At-Home Tests: Are They Effective or Dangerous? Find Out if Convenient Screening Tools Can Actually Harm Your Health

New York, NY – A 95-year-old patient in New York thought she had colon cancer after experiencing rectal bleeding and using an at-home colon cancer screening test. To her relief, her physician, Dr. Mark B. Pochapin, determined that she actually had hemorrhoids, not cancer. This case highlights the potential pitfalls of at-home medical tests, which can sometimes produce false positives, leading to unnecessary anxiety and stress for patients.

Despite the convenience and ease of at-home testing, many healthcare providers caution that these tests may not always provide accurate results. The National Poll on Healthy Aging at the University of Michigan revealed that three in four adults aged 50 to 80 find at-home tests more convenient than traditional visits to a physician or healthcare provider. This trend has been further fueled by the COVID-19 pandemic, during which many individuals turned to at-home testing for conditions like the coronavirus.

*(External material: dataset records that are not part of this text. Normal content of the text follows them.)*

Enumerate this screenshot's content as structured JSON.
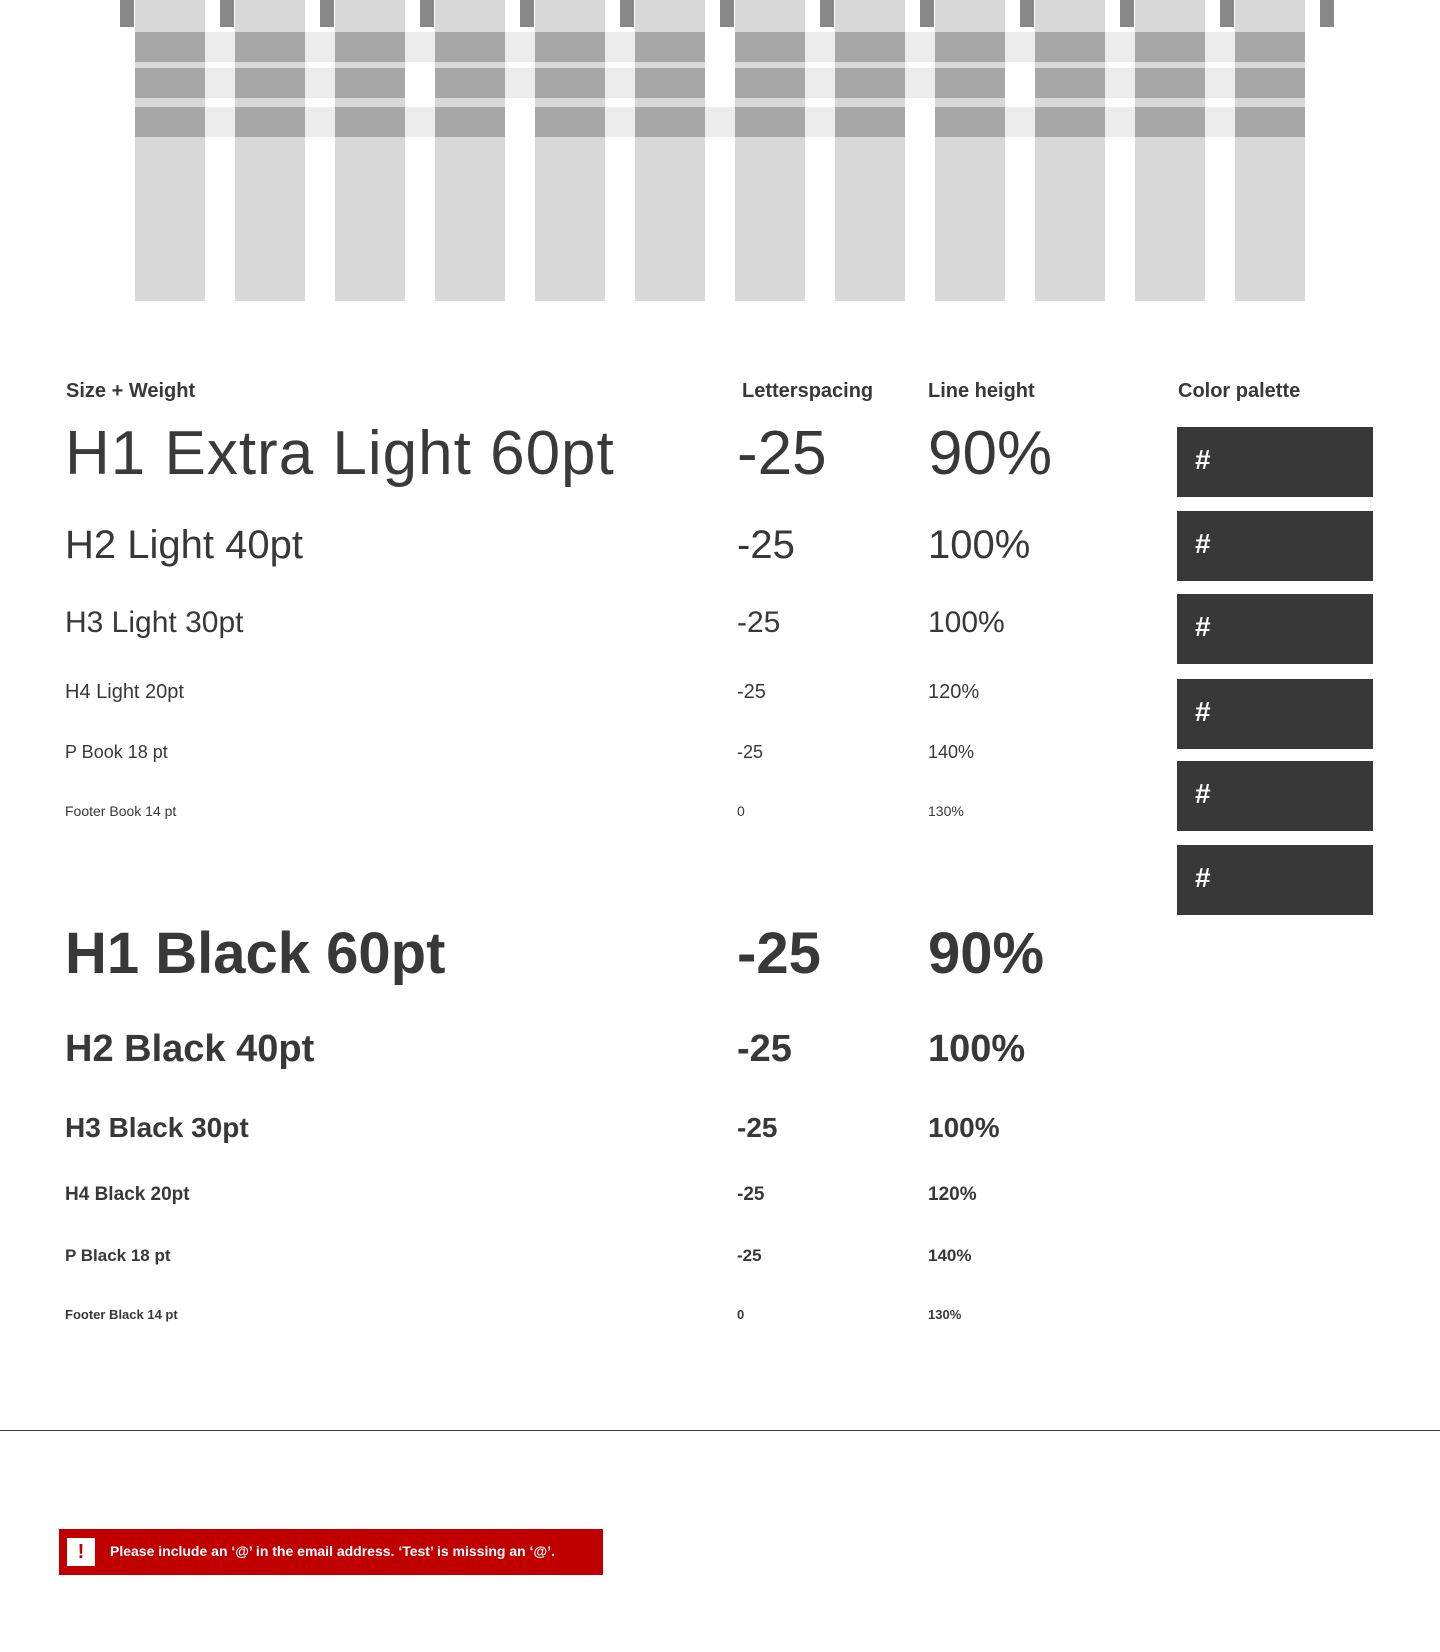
{
  "headers": {
    "size_weight": "Size + Weight",
    "letterspacing": "Letterspacing",
    "line_height": "Line height",
    "color_palette": "Color palette"
  },
  "light_styles": [
    {
      "name": "H1 Extra Light 60pt",
      "letterspacing": "-25",
      "line_height": "90%"
    },
    {
      "name": "H2 Light 40pt",
      "letterspacing": "-25",
      "line_height": "100%"
    },
    {
      "name": "H3 Light 30pt",
      "letterspacing": "-25",
      "line_height": "100%"
    },
    {
      "name": "H4 Light 20pt",
      "letterspacing": "-25",
      "line_height": "120%"
    },
    {
      "name": "P Book 18 pt",
      "letterspacing": "-25",
      "line_height": "140%"
    },
    {
      "name": "Footer Book 14 pt",
      "letterspacing": "0",
      "line_height": "130%"
    }
  ],
  "black_styles": [
    {
      "name": "H1 Black 60pt",
      "letterspacing": "-25",
      "line_height": "90%"
    },
    {
      "name": "H2 Black 40pt",
      "letterspacing": "-25",
      "line_height": "100%"
    },
    {
      "name": "H3 Black 30pt",
      "letterspacing": "-25",
      "line_height": "100%"
    },
    {
      "name": "H4 Black 20pt",
      "letterspacing": "-25",
      "line_height": "120%"
    },
    {
      "name": "P Black 18 pt",
      "letterspacing": "-25",
      "line_height": "140%"
    },
    {
      "name": "Footer Black 14 pt",
      "letterspacing": "0",
      "line_height": "130%"
    }
  ],
  "palette": [
    "#",
    "#",
    "#",
    "#",
    "#",
    "#"
  ],
  "palette_color": "#383838",
  "validation": {
    "icon": "!",
    "message": "Please include an ‘@’ in the email address. ‘Test’ is missing an ‘@’.",
    "color": "#c00000"
  }
}
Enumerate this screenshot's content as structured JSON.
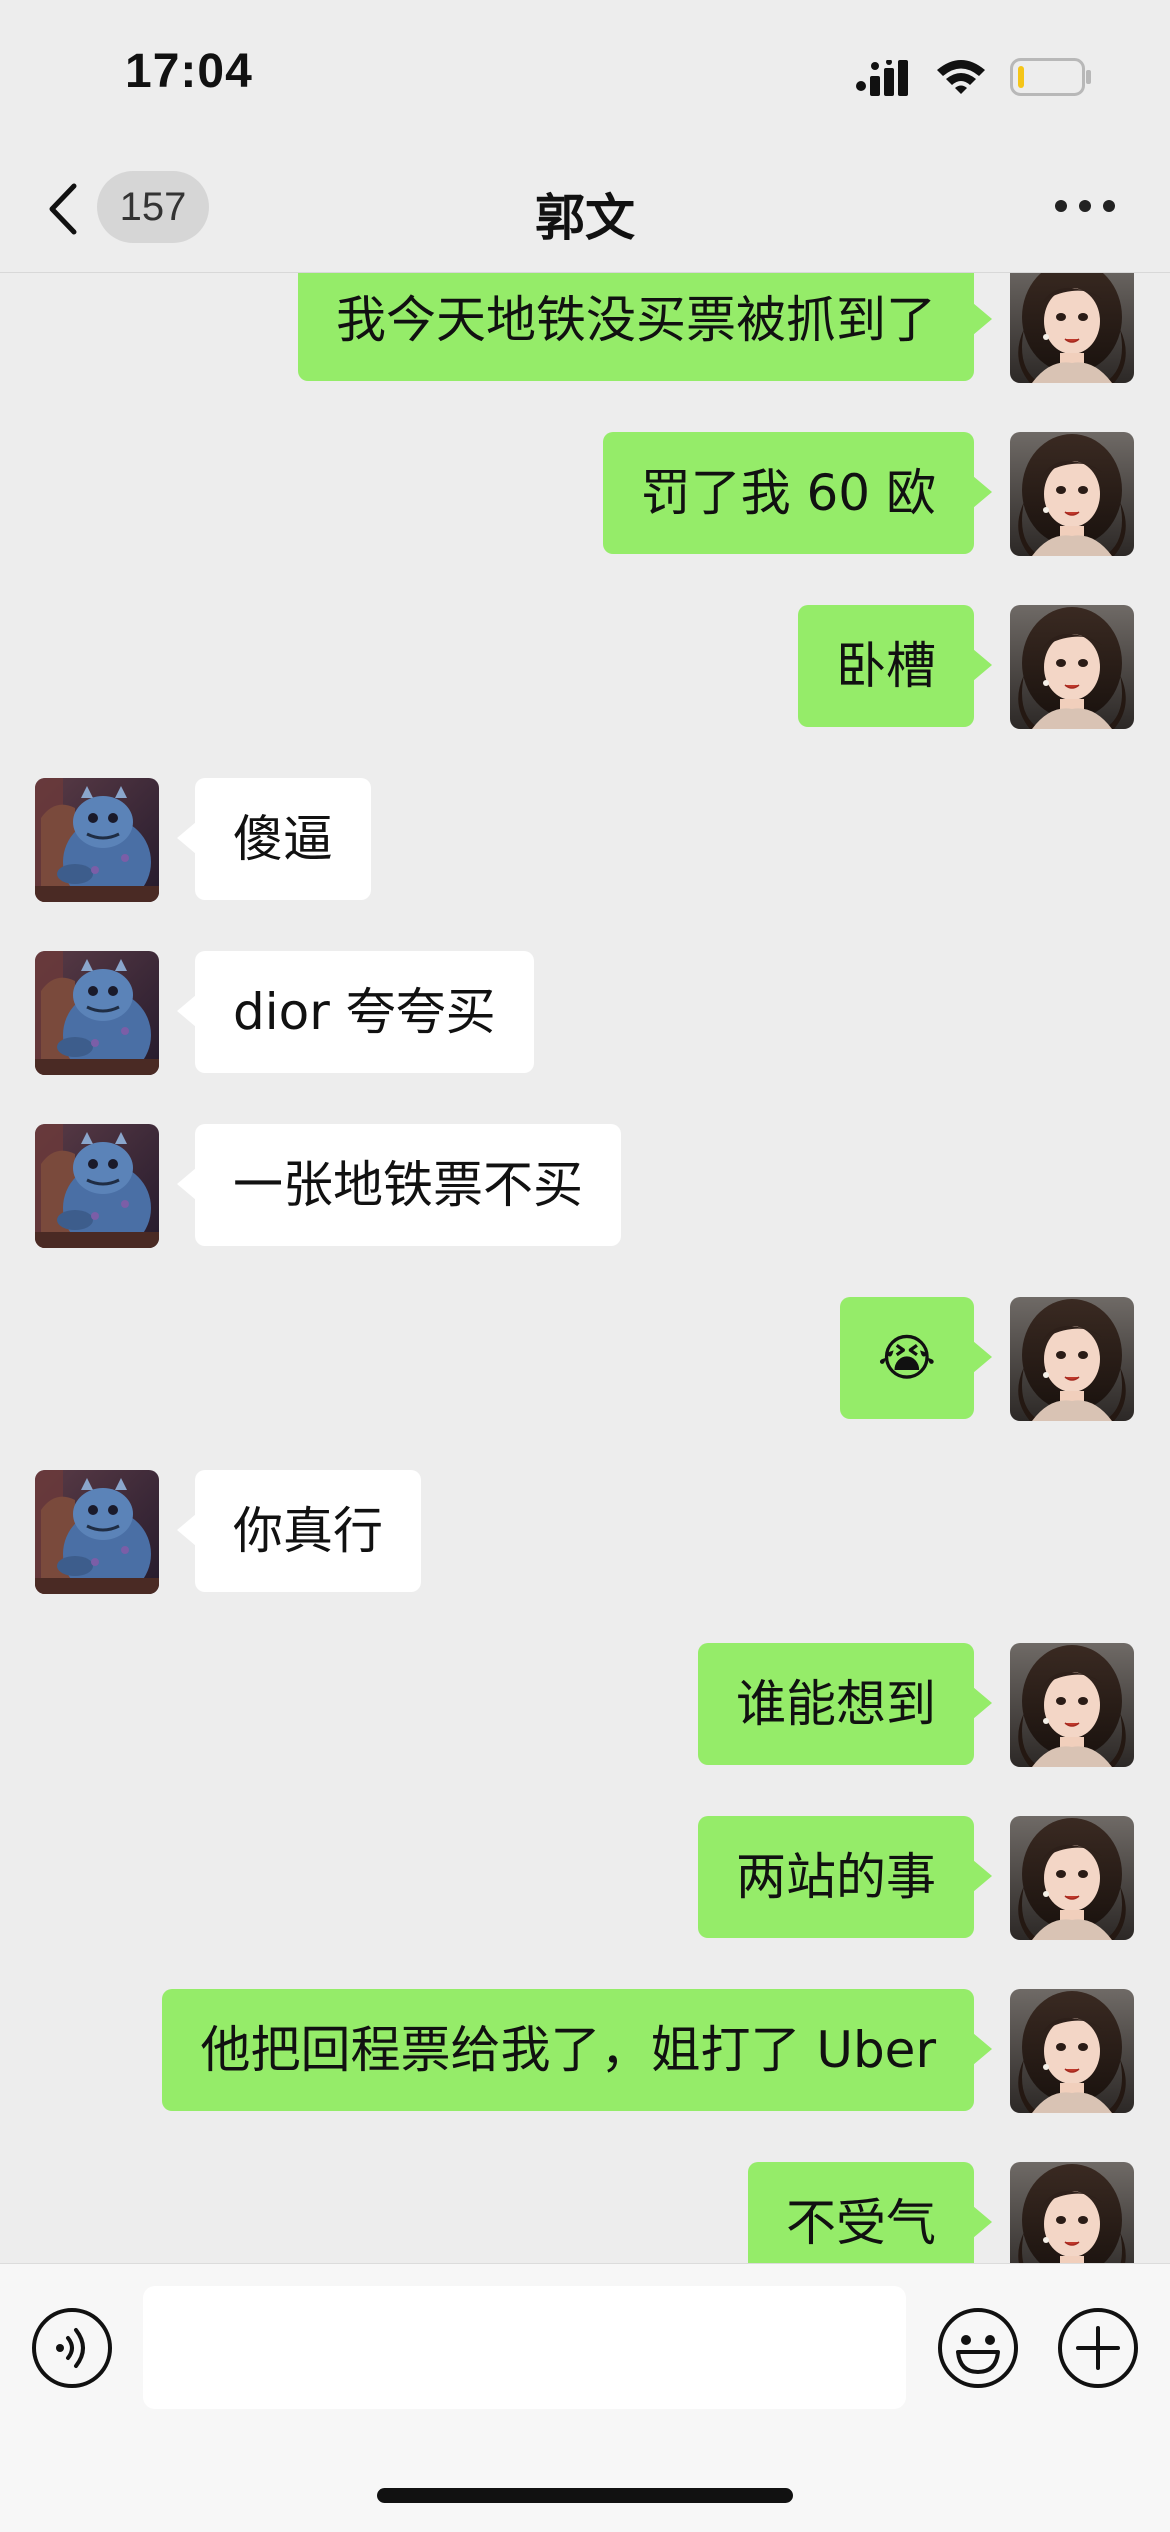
{
  "status_bar": {
    "time": "17:04"
  },
  "header": {
    "unread_count": "157",
    "title": "郭文",
    "icons": [
      "back-chevron-icon",
      "more-dots-icon"
    ]
  },
  "messages": [
    {
      "side": "out",
      "text": "我今天地铁没买票被抓到了"
    },
    {
      "side": "out",
      "text": "罚了我 60 欧"
    },
    {
      "side": "out",
      "text": "卧槽"
    },
    {
      "side": "in",
      "text": "傻逼"
    },
    {
      "side": "in",
      "text": "dior 夸夸买"
    },
    {
      "side": "in",
      "text": "一张地铁票不买"
    },
    {
      "side": "out",
      "text": "😭"
    },
    {
      "side": "in",
      "text": "你真行"
    },
    {
      "side": "out",
      "text": "谁能想到"
    },
    {
      "side": "out",
      "text": "两站的事"
    },
    {
      "side": "out",
      "text": "他把回程票给我了，姐打了 Uber"
    },
    {
      "side": "out",
      "text": "不受气"
    }
  ],
  "input_bar": {
    "text_value": "",
    "icons": [
      "voice-icon",
      "emoji-icon",
      "plus-icon"
    ]
  },
  "colors": {
    "background": "#ededed",
    "outgoing_bubble": "#95ec69",
    "incoming_bubble": "#ffffff",
    "battery_level": "#f5c518"
  }
}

Dr. Matthew Weissman, a professor of internal medicine and pediatrics at the Icahn School of Medicine at Mount Sinai in New York, noted that while at-home testing can be beneficial, screening for certain conditions can be more complex than simply collecting samples at home. In many cases, medical intervention and interpretation by a healthcare professional are still necessary for proper diagnosis and treatment.

Dr. Michael Hochman, an internal medicine physician in Long Beach, California, emphasized that at-home tests can be particularly useful for individuals who may have difficulty accessing traditional healthcare services due to various barriers. However, it is crucial to involve a healthcare provider in the testing process, whether through telemedicine or in-person consultations.

Dr. Pochapin stressed the importance of consulting with a physician before conducting any at-home tests, as healthcare providers can offer valuable guidance on whether a specific test is appropriate and how to interpret the results accurately. He also highlighted the potential risks of false-positive results, especially in the case of at-home colon cancer screening tests, which detect blood in the stool but may not definitively indicate cancer.

Overall, while at-home medical testing can offer convenience and accessibility, healthcare professionals advise caution and thorough communication with a physician throughout the testing process. As technology continues to advance, at-home testing options are likely to expand, but ensuring the reliability and accuracy of these tests remains a priority in delivering quality healthcare to patients.